It's interesting to see the still battered buildings from the battle of Berlin show their scars. I know it took time for parts of Germany to recover and rebuild but pictures like this really put it into perspective.

It’s interesting to see the still battered buildings from the battle of Berlin show their scars. I know it took time for parts of Germany to recover and rebuild but pictures like this really put it into perspective.

 

 


The Kroll Opera House in Berlin on April 28, 1939. Hitler makes keynote address answering Roosevelt’s appeal to avoid war.

I play a little game, a variant of “where’s Waldo”, with pictures like this.
The challenge is to try and figure out everyone in the photo who will be dead or in jail by 1946. It’s quite gratifying.

Hitler’s speech that day was a response to a letter sent by Roosevelt to get Hitler’s assurances that it would not attack other countries.

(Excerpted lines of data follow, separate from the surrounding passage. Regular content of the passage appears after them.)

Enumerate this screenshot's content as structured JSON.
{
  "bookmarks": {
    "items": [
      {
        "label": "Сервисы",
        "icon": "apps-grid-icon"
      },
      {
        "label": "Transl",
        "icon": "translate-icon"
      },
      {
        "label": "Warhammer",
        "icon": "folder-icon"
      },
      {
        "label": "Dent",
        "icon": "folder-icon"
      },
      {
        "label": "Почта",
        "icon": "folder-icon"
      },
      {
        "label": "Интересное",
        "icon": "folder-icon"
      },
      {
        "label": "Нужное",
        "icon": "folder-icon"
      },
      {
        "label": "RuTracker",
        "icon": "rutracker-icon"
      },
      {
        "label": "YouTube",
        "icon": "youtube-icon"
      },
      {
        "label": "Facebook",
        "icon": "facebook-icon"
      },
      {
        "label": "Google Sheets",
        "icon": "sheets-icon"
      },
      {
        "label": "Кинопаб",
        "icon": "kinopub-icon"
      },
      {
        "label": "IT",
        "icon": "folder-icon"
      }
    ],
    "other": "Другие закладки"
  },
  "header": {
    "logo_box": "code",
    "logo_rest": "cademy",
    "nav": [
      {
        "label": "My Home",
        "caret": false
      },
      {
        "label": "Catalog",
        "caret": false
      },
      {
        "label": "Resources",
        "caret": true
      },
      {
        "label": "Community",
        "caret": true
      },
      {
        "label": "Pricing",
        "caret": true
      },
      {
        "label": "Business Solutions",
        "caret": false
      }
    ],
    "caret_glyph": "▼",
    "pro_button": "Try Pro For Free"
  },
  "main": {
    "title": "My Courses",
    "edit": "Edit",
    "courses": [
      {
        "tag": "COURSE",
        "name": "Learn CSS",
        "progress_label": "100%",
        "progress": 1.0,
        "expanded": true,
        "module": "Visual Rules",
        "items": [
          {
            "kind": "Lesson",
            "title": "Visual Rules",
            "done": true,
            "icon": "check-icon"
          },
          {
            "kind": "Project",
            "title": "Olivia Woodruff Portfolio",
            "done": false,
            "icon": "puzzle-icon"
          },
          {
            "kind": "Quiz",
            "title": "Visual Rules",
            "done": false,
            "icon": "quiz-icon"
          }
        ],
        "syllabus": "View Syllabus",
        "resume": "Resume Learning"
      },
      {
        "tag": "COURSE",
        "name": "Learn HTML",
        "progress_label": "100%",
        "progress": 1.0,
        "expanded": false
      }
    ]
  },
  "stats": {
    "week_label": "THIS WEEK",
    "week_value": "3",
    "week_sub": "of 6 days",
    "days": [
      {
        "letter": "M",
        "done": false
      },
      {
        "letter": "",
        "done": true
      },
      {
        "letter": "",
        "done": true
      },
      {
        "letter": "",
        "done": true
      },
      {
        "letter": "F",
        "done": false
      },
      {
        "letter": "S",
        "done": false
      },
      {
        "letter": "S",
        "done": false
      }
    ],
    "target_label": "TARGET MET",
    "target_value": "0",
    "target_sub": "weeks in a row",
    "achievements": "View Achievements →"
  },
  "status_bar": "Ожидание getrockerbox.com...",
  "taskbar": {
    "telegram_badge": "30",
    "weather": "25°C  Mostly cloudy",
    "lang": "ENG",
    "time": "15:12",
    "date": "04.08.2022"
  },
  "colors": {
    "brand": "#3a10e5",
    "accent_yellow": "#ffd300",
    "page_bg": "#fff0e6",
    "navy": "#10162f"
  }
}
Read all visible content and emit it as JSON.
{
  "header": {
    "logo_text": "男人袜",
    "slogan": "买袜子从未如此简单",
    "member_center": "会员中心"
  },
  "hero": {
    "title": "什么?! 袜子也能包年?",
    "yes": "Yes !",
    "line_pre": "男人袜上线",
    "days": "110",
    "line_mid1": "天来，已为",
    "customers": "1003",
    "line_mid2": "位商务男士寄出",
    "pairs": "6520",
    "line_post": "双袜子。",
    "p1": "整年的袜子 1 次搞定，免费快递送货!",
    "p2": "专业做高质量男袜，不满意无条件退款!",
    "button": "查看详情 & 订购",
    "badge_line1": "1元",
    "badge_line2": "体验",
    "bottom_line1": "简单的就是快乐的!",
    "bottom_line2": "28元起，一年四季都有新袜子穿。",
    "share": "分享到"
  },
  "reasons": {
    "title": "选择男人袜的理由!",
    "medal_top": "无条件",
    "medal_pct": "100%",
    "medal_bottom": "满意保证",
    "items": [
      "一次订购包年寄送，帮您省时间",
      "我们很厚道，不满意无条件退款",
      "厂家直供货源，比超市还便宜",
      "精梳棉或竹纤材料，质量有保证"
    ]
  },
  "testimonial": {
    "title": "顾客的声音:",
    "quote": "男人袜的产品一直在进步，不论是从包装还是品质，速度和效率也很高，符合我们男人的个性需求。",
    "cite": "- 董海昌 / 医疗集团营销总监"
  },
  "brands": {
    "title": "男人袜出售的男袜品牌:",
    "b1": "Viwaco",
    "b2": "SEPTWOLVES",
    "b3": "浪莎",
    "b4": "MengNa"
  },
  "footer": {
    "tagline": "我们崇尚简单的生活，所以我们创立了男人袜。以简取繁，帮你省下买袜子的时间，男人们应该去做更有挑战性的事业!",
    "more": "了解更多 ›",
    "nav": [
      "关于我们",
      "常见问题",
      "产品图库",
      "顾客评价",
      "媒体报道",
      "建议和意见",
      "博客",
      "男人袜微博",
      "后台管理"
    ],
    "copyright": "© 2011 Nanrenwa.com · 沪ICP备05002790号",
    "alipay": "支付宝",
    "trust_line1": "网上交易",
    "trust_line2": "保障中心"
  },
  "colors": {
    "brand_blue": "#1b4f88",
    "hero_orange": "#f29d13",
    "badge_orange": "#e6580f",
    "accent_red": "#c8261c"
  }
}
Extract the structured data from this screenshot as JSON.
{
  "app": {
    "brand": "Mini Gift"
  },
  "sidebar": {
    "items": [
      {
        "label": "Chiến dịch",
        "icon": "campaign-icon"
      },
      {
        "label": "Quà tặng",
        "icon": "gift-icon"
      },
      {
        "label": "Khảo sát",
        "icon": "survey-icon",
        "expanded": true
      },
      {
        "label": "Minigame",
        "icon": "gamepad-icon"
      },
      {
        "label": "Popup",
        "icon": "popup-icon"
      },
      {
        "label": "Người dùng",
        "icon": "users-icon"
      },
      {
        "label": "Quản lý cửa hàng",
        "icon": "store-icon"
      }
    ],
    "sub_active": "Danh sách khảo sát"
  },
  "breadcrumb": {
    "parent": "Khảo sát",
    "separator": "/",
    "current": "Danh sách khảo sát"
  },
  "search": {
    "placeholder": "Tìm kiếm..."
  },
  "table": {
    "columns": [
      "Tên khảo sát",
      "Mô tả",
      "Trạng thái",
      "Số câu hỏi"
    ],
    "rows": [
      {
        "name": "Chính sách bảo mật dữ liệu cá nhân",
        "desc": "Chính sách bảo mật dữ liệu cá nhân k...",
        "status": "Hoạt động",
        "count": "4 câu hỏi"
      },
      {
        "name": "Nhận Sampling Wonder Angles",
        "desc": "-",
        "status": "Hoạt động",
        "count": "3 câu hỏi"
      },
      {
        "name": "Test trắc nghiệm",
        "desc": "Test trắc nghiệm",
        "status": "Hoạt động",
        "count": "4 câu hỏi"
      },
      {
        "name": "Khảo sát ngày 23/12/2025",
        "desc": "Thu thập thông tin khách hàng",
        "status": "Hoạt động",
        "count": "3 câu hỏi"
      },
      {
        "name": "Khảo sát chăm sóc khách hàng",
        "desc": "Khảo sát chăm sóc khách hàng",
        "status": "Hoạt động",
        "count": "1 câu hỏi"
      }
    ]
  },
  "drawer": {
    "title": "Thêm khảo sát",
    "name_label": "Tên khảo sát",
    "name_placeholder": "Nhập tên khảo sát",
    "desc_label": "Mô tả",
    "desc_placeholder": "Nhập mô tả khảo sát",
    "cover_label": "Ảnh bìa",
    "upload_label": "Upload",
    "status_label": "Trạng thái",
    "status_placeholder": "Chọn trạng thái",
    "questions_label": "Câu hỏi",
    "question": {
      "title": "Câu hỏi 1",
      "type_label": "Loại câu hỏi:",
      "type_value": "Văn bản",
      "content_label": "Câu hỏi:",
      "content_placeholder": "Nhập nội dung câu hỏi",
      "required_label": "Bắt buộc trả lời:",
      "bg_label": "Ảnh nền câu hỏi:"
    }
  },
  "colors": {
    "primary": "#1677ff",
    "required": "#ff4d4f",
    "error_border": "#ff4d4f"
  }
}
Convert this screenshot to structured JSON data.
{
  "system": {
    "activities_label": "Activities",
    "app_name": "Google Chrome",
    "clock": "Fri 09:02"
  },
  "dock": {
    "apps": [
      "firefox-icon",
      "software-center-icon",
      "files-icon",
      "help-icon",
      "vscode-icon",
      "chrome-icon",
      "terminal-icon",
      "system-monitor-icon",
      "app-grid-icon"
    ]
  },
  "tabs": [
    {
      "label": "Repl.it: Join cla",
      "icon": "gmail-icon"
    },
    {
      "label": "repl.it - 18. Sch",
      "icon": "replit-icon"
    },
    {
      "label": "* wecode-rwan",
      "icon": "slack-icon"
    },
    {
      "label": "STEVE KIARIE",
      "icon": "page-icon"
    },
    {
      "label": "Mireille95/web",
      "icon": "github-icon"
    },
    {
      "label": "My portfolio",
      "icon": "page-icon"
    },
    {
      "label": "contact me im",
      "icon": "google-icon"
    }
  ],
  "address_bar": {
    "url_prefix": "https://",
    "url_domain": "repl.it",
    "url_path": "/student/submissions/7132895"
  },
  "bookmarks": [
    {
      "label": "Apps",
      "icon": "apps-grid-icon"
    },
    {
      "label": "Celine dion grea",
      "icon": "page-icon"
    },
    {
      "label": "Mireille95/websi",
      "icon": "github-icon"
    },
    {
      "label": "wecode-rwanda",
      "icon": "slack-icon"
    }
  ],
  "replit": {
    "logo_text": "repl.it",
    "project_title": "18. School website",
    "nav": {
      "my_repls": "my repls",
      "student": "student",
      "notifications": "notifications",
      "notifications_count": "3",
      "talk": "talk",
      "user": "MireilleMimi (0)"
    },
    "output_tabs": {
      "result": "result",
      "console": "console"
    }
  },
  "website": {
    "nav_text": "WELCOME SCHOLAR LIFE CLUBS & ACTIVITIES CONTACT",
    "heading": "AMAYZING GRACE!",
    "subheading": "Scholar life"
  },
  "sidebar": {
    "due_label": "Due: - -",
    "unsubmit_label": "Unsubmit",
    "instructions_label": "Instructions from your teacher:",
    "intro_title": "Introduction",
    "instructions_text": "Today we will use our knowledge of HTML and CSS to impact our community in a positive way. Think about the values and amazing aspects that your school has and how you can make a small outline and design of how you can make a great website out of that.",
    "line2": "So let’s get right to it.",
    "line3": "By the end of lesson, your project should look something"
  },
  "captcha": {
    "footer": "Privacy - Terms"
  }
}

You can read it here.

Roosevelt asked for Hitler to give assurances that he would not invade a number of specific countries, mostly British possessions and European neighbors, most of which became involved in the war anyway. Hitler’s view of peace seemed to be between the major powers, and that Germany should be entitled to expand into Poland and Czechoslovakia if it wanted to. He was telling Britain, France, the US and Russia to stay out of Germany’s area so that he could continue his ambitions. This is not at all what those other countries, especially Poland wanted.

In my understanding this letter came at a time when the world had already geared up for war. Although it hadn’t been declared yet, all the major powers were building up their stockpiles and constructing more and more weapons, like bombers. Even the US, which wouldn’t join the war for another 2 years was already preparing for it.

There were a few warning signs that that just got ignored. One that I think should not be forgotten is that most Western countries did not raise their immigration quotas and allow more Jewish refugees to enter their countries until late in the war. Anti-semitism and fear over immigration in general led to refugees being rejected until public opinion turned around 1944. Even though their was ample evidence of violence and discrimination, the US and Britain still refused to increase their quotas. It saddens me to think about the lives that could have been spared by a bit of bureaucratic empathy.

It is possibly the greatest tragedy of human history that the Second World War happened with so much warning, yet nothing was done to truly stop it.

(Here’s some of the speech, with subtitles.)